> Work instructions
State how many lines below hold the word "свои". Give that number and no other text.

Entries from a dataset of interfaces
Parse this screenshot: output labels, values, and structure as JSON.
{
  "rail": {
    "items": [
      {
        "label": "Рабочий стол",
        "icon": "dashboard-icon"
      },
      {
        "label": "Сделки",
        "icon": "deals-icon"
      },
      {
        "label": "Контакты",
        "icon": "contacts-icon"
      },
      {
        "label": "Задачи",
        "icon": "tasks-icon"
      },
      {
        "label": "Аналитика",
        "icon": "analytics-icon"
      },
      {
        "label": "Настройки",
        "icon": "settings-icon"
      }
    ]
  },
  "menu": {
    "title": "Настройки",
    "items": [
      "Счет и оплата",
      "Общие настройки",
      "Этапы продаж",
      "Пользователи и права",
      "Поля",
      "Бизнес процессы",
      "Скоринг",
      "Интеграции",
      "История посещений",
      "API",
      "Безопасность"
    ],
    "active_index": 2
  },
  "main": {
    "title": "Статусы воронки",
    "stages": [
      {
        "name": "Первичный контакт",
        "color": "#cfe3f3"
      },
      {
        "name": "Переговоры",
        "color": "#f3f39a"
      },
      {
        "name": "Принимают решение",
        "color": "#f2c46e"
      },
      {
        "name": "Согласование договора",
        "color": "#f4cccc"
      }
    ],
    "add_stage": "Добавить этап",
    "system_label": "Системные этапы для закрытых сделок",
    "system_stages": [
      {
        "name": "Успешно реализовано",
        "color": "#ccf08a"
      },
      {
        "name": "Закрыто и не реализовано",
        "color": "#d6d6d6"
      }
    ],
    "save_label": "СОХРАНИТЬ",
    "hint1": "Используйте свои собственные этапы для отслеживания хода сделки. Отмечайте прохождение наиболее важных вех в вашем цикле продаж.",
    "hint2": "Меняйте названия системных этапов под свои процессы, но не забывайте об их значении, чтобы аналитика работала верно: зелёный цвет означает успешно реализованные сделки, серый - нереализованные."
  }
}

> Answer for the task
2